* [Exercise goal]:
Repeat the lines of the data exactly and exclude any picture among them.

* [Information shown]:

____________________

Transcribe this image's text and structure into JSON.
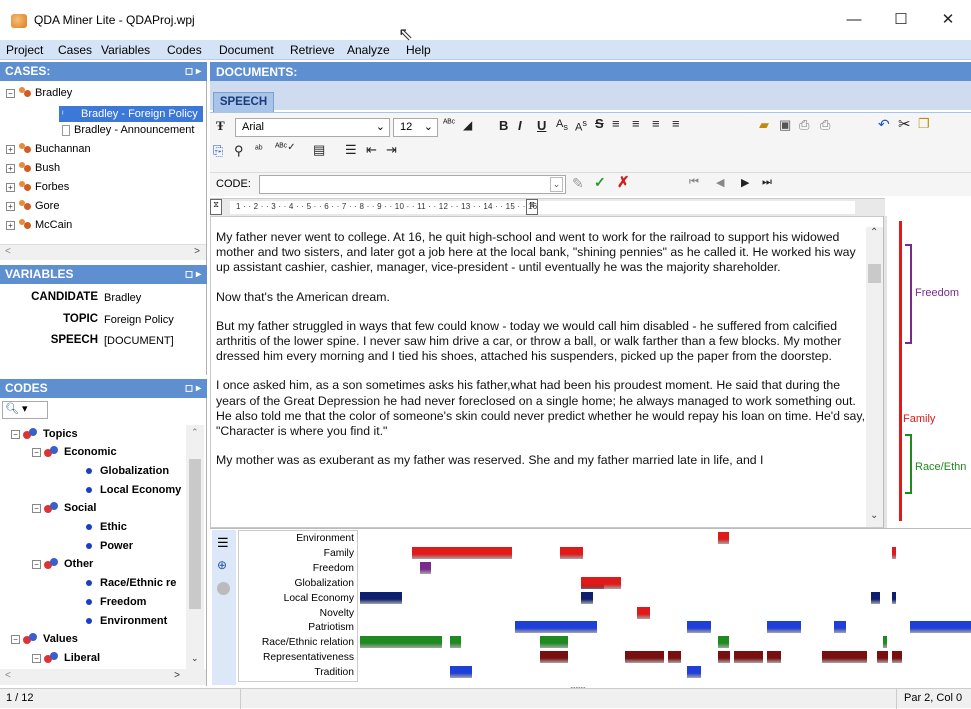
{
  "window": {
    "title": "QDA Miner Lite - QDAProj.wpj",
    "minimize": "—",
    "maximize": "☐",
    "close": "✕"
  },
  "menu": [
    "Project",
    "Cases",
    "Variables",
    "Codes",
    "Document",
    "Retrieve",
    "Analyze",
    "Help"
  ],
  "cases": {
    "header": "CASES:",
    "items": [
      {
        "label": "Bradley",
        "kind": "case",
        "expanded": true
      },
      {
        "label": "Bradley - Foreign Policy",
        "kind": "doc",
        "selected": true
      },
      {
        "label": "Bradley - Announcement",
        "kind": "doc"
      },
      {
        "label": "Buchannan",
        "kind": "case"
      },
      {
        "label": "Bush",
        "kind": "case"
      },
      {
        "label": "Forbes",
        "kind": "case"
      },
      {
        "label": "Gore",
        "kind": "case"
      },
      {
        "label": "McCain",
        "kind": "case"
      }
    ]
  },
  "variables": {
    "header": "VARIABLES",
    "rows": [
      {
        "name": "CANDIDATE",
        "value": "Bradley"
      },
      {
        "name": "TOPIC",
        "value": "Foreign Policy"
      },
      {
        "name": "SPEECH",
        "value": "[DOCUMENT]"
      }
    ]
  },
  "codes": {
    "header": "CODES",
    "tree": [
      {
        "label": "Topics",
        "level": 0,
        "kind": "folder",
        "expander": "⊟"
      },
      {
        "label": "Economic",
        "level": 1,
        "kind": "folder",
        "expander": "⊟"
      },
      {
        "label": "Globalization",
        "level": 2,
        "kind": "code"
      },
      {
        "label": "Local Economy",
        "level": 2,
        "kind": "code"
      },
      {
        "label": "Social",
        "level": 1,
        "kind": "folder",
        "expander": "⊟"
      },
      {
        "label": "Ethic",
        "level": 2,
        "kind": "code"
      },
      {
        "label": "Power",
        "level": 2,
        "kind": "code"
      },
      {
        "label": "Other",
        "level": 1,
        "kind": "folder",
        "expander": "⊟"
      },
      {
        "label": "Race/Ethnic re",
        "level": 2,
        "kind": "code"
      },
      {
        "label": "Freedom",
        "level": 2,
        "kind": "code"
      },
      {
        "label": "Environment",
        "level": 2,
        "kind": "code"
      },
      {
        "label": "Values",
        "level": 0,
        "kind": "folder",
        "expander": "⊟"
      },
      {
        "label": "Liberal",
        "level": 1,
        "kind": "folder",
        "expander": "⊟"
      }
    ]
  },
  "documents": {
    "header": "DOCUMENTS:",
    "tab": "SPEECH",
    "font_name": "Arial",
    "font_size": "12",
    "code_label": "CODE:",
    "ruler": "1 · · 2 · · 3 · · 4 · · 5 · · 6 · · 7 · · 8 · · 9 · · 10 · · 11 · · 12 · · 13 · · 14 · · 15 · · 16",
    "paragraphs": [
      "My father never went to college. At 16, he quit high-school and went to work for the railroad to support his widowed mother and two sisters, and later got a job here at the local bank, \"shining pennies\" as he called it. He worked his way up assistant cashier, cashier, manager, vice-president - until eventually he was the majority shareholder.",
      "Now that's the American dream.",
      "But my father struggled in ways that few could know - today we would call him disabled - he suffered from calcified arthritis of the lower spine. I never saw him drive a car, or throw a ball, or walk farther than a few blocks. My mother dressed him every morning and I tied his shoes, attached his suspenders, picked up the paper from the doorstep.",
      "I once asked him, as a son sometimes asks his father,what had been his proudest moment. He said that during the years of the Great Depression he had never foreclosed on a single home; he always managed to work something out. He also told me that the color of someone's skin could never predict whether he would repay his loan on time. He'd say, \"Character is where you find it.\"",
      "My mother was as exuberant as my father was reserved. She and my father married late in life, and I"
    ]
  },
  "margin_codes": [
    {
      "label": "Freedom",
      "color": "#7a2a8a"
    },
    {
      "label": "Family",
      "color": "#e01919"
    },
    {
      "label": "Race/Ethn",
      "color": "#1f8a1f"
    }
  ],
  "chart_data": {
    "type": "timeline",
    "categories": [
      "Environment",
      "Family",
      "Freedom",
      "Globalization",
      "Local Economy",
      "Novelty",
      "Patriotism",
      "Race/Ethnic relation",
      "Representativeness",
      "Tradition"
    ],
    "colors": {
      "Environment": "#e01919",
      "Family": "#e01919",
      "Freedom": "#7a2a8a",
      "Globalization": "#e01919",
      "Local Economy": "#0d1f6e",
      "Novelty": "#e01919",
      "Patriotism": "#1f3fd9",
      "Race/Ethnic relation": "#1f8a1f",
      "Representativeness": "#7a0f0f",
      "Tradition": "#1f3fd9"
    },
    "segments": [
      {
        "cat": "Environment",
        "start": 0.586,
        "end": 0.604
      },
      {
        "cat": "Family",
        "start": 0.085,
        "end": 0.248
      },
      {
        "cat": "Family",
        "start": 0.328,
        "end": 0.365
      },
      {
        "cat": "Family",
        "start": 0.87,
        "end": 0.877
      },
      {
        "cat": "Freedom",
        "start": 0.099,
        "end": 0.116
      },
      {
        "cat": "Globalization",
        "start": 0.361,
        "end": 0.427
      },
      {
        "cat": "Globalization",
        "start": 0.361,
        "end": 0.4
      },
      {
        "cat": "Local Economy",
        "start": 0.0,
        "end": 0.068
      },
      {
        "cat": "Local Economy",
        "start": 0.361,
        "end": 0.382
      },
      {
        "cat": "Local Economy",
        "start": 0.836,
        "end": 0.851
      },
      {
        "cat": "Local Economy",
        "start": 0.87,
        "end": 0.877
      },
      {
        "cat": "Novelty",
        "start": 0.453,
        "end": 0.475
      },
      {
        "cat": "Patriotism",
        "start": 0.253,
        "end": 0.388
      },
      {
        "cat": "Patriotism",
        "start": 0.535,
        "end": 0.574
      },
      {
        "cat": "Patriotism",
        "start": 0.666,
        "end": 0.721
      },
      {
        "cat": "Patriotism",
        "start": 0.775,
        "end": 0.795
      },
      {
        "cat": "Patriotism",
        "start": 0.9,
        "end": 1.0
      },
      {
        "cat": "Race/Ethnic relation",
        "start": 0.0,
        "end": 0.134
      },
      {
        "cat": "Race/Ethnic relation",
        "start": 0.147,
        "end": 0.166
      },
      {
        "cat": "Race/Ethnic relation",
        "start": 0.294,
        "end": 0.34
      },
      {
        "cat": "Race/Ethnic relation",
        "start": 0.586,
        "end": 0.604
      },
      {
        "cat": "Race/Ethnic relation",
        "start": 0.856,
        "end": 0.863
      },
      {
        "cat": "Representativeness",
        "start": 0.294,
        "end": 0.34
      },
      {
        "cat": "Representativeness",
        "start": 0.433,
        "end": 0.498
      },
      {
        "cat": "Representativeness",
        "start": 0.504,
        "end": 0.525
      },
      {
        "cat": "Representativeness",
        "start": 0.586,
        "end": 0.606
      },
      {
        "cat": "Representativeness",
        "start": 0.612,
        "end": 0.66
      },
      {
        "cat": "Representativeness",
        "start": 0.666,
        "end": 0.689
      },
      {
        "cat": "Representativeness",
        "start": 0.756,
        "end": 0.83
      },
      {
        "cat": "Representativeness",
        "start": 0.846,
        "end": 0.864
      },
      {
        "cat": "Representativeness",
        "start": 0.87,
        "end": 0.887
      },
      {
        "cat": "Tradition",
        "start": 0.147,
        "end": 0.183
      },
      {
        "cat": "Tradition",
        "start": 0.535,
        "end": 0.558
      }
    ]
  },
  "statusbar": {
    "left": "1 / 12",
    "right": "Par 2, Col 0"
  }
}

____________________

* [Reply]:
Transcribe this image's text and structure into JSON.
{
  "window": {
    "title": "QDA Miner Lite - QDAProj.wpj",
    "minimize": "—",
    "maximize": "☐",
    "close": "✕"
  },
  "menu": [
    "Project",
    "Cases",
    "Variables",
    "Codes",
    "Document",
    "Retrieve",
    "Analyze",
    "Help"
  ],
  "cases": {
    "header": "CASES:",
    "items": [
      {
        "label": "Bradley",
        "kind": "case",
        "expanded": true
      },
      {
        "label": "Bradley - Foreign Policy",
        "kind": "doc",
        "selected": true
      },
      {
        "label": "Bradley - Announcement",
        "kind": "doc"
      },
      {
        "label": "Buchannan",
        "kind": "case"
      },
      {
        "label": "Bush",
        "kind": "case"
      },
      {
        "label": "Forbes",
        "kind": "case"
      },
      {
        "label": "Gore",
        "kind": "case"
      },
      {
        "label": "McCain",
        "kind": "case"
      }
    ]
  },
  "variables": {
    "header": "VARIABLES",
    "rows": [
      {
        "name": "CANDIDATE",
        "value": "Bradley"
      },
      {
        "name": "TOPIC",
        "value": "Foreign Policy"
      },
      {
        "name": "SPEECH",
        "value": "[DOCUMENT]"
      }
    ]
  },
  "codes": {
    "header": "CODES",
    "tree": [
      {
        "label": "Topics",
        "level": 0,
        "kind": "folder",
        "expander": "⊟"
      },
      {
        "label": "Economic",
        "level": 1,
        "kind": "folder",
        "expander": "⊟"
      },
      {
        "label": "Globalization",
        "level": 2,
        "kind": "code"
      },
      {
        "label": "Local Economy",
        "level": 2,
        "kind": "code"
      },
      {
        "label": "Social",
        "level": 1,
        "kind": "folder",
        "expander": "⊟"
      },
      {
        "label": "Ethic",
        "level": 2,
        "kind": "code"
      },
      {
        "label": "Power",
        "level": 2,
        "kind": "code"
      },
      {
        "label": "Other",
        "level": 1,
        "kind": "folder",
        "expander": "⊟"
      },
      {
        "label": "Race/Ethnic re",
        "level": 2,
        "kind": "code"
      },
      {
        "label": "Freedom",
        "level": 2,
        "kind": "code"
      },
      {
        "label": "Environment",
        "level": 2,
        "kind": "code"
      },
      {
        "label": "Values",
        "level": 0,
        "kind": "folder",
        "expander": "⊟"
      },
      {
        "label": "Liberal",
        "level": 1,
        "kind": "folder",
        "expander": "⊟"
      }
    ]
  },
  "documents": {
    "header": "DOCUMENTS:",
    "tab": "SPEECH",
    "font_name": "Arial",
    "font_size": "12",
    "code_label": "CODE:",
    "ruler": "1 · · 2 · · 3 · · 4 · · 5 · · 6 · · 7 · · 8 · · 9 · · 10 · · 11 · · 12 · · 13 · · 14 · · 15 · · 16",
    "paragraphs": [
      "My father never went to college. At 16, he quit high-school and went to work for the railroad to support his widowed mother and two sisters, and later got a job here at the local bank, \"shining pennies\" as he called it. He worked his way up assistant cashier, cashier, manager, vice-president - until eventually he was the majority shareholder.",
      "Now that's the American dream.",
      "But my father struggled in ways that few could know - today we would call him disabled - he suffered from calcified arthritis of the lower spine. I never saw him drive a car, or throw a ball, or walk farther than a few blocks. My mother dressed him every morning and I tied his shoes, attached his suspenders, picked up the paper from the doorstep.",
      "I once asked him, as a son sometimes asks his father,what had been his proudest moment. He said that during the years of the Great Depression he had never foreclosed on a single home; he always managed to work something out. He also told me that the color of someone's skin could never predict whether he would repay his loan on time. He'd say, \"Character is where you find it.\"",
      "My mother was as exuberant as my father was reserved. She and my father married late in life, and I"
    ]
  },
  "margin_codes": [
    {
      "label": "Freedom",
      "color": "#7a2a8a"
    },
    {
      "label": "Family",
      "color": "#e01919"
    },
    {
      "label": "Race/Ethn",
      "color": "#1f8a1f"
    }
  ],
  "chart_data": {
    "type": "timeline",
    "categories": [
      "Environment",
      "Family",
      "Freedom",
      "Globalization",
      "Local Economy",
      "Novelty",
      "Patriotism",
      "Race/Ethnic relation",
      "Representativeness",
      "Tradition"
    ],
    "colors": {
      "Environment": "#e01919",
      "Family": "#e01919",
      "Freedom": "#7a2a8a",
      "Globalization": "#e01919",
      "Local Economy": "#0d1f6e",
      "Novelty": "#e01919",
      "Patriotism": "#1f3fd9",
      "Race/Ethnic relation": "#1f8a1f",
      "Representativeness": "#7a0f0f",
      "Tradition": "#1f3fd9"
    },
    "segments": [
      {
        "cat": "Environment",
        "start": 0.586,
        "end": 0.604
      },
      {
        "cat": "Family",
        "start": 0.085,
        "end": 0.248
      },
      {
        "cat": "Family",
        "start": 0.328,
        "end": 0.365
      },
      {
        "cat": "Family",
        "start": 0.87,
        "end": 0.877
      },
      {
        "cat": "Freedom",
        "start": 0.099,
        "end": 0.116
      },
      {
        "cat": "Globalization",
        "start": 0.361,
        "end": 0.427
      },
      {
        "cat": "Globalization",
        "start": 0.361,
        "end": 0.4
      },
      {
        "cat": "Local Economy",
        "start": 0.0,
        "end": 0.068
      },
      {
        "cat": "Local Economy",
        "start": 0.361,
        "end": 0.382
      },
      {
        "cat": "Local Economy",
        "start": 0.836,
        "end": 0.851
      },
      {
        "cat": "Local Economy",
        "start": 0.87,
        "end": 0.877
      },
      {
        "cat": "Novelty",
        "start": 0.453,
        "end": 0.475
      },
      {
        "cat": "Patriotism",
        "start": 0.253,
        "end": 0.388
      },
      {
        "cat": "Patriotism",
        "start": 0.535,
        "end": 0.574
      },
      {
        "cat": "Patriotism",
        "start": 0.666,
        "end": 0.721
      },
      {
        "cat": "Patriotism",
        "start": 0.775,
        "end": 0.795
      },
      {
        "cat": "Patriotism",
        "start": 0.9,
        "end": 1.0
      },
      {
        "cat": "Race/Ethnic relation",
        "start": 0.0,
        "end": 0.134
      },
      {
        "cat": "Race/Ethnic relation",
        "start": 0.147,
        "end": 0.166
      },
      {
        "cat": "Race/Ethnic relation",
        "start": 0.294,
        "end": 0.34
      },
      {
        "cat": "Race/Ethnic relation",
        "start": 0.586,
        "end": 0.604
      },
      {
        "cat": "Race/Ethnic relation",
        "start": 0.856,
        "end": 0.863
      },
      {
        "cat": "Representativeness",
        "start": 0.294,
        "end": 0.34
      },
      {
        "cat": "Representativeness",
        "start": 0.433,
        "end": 0.498
      },
      {
        "cat": "Representativeness",
        "start": 0.504,
        "end": 0.525
      },
      {
        "cat": "Representativeness",
        "start": 0.586,
        "end": 0.606
      },
      {
        "cat": "Representativeness",
        "start": 0.612,
        "end": 0.66
      },
      {
        "cat": "Representativeness",
        "start": 0.666,
        "end": 0.689
      },
      {
        "cat": "Representativeness",
        "start": 0.756,
        "end": 0.83
      },
      {
        "cat": "Representativeness",
        "start": 0.846,
        "end": 0.864
      },
      {
        "cat": "Representativeness",
        "start": 0.87,
        "end": 0.887
      },
      {
        "cat": "Tradition",
        "start": 0.147,
        "end": 0.183
      },
      {
        "cat": "Tradition",
        "start": 0.535,
        "end": 0.558
      }
    ]
  },
  "statusbar": {
    "left": "1 / 12",
    "right": "Par 2, Col 0"
  }
}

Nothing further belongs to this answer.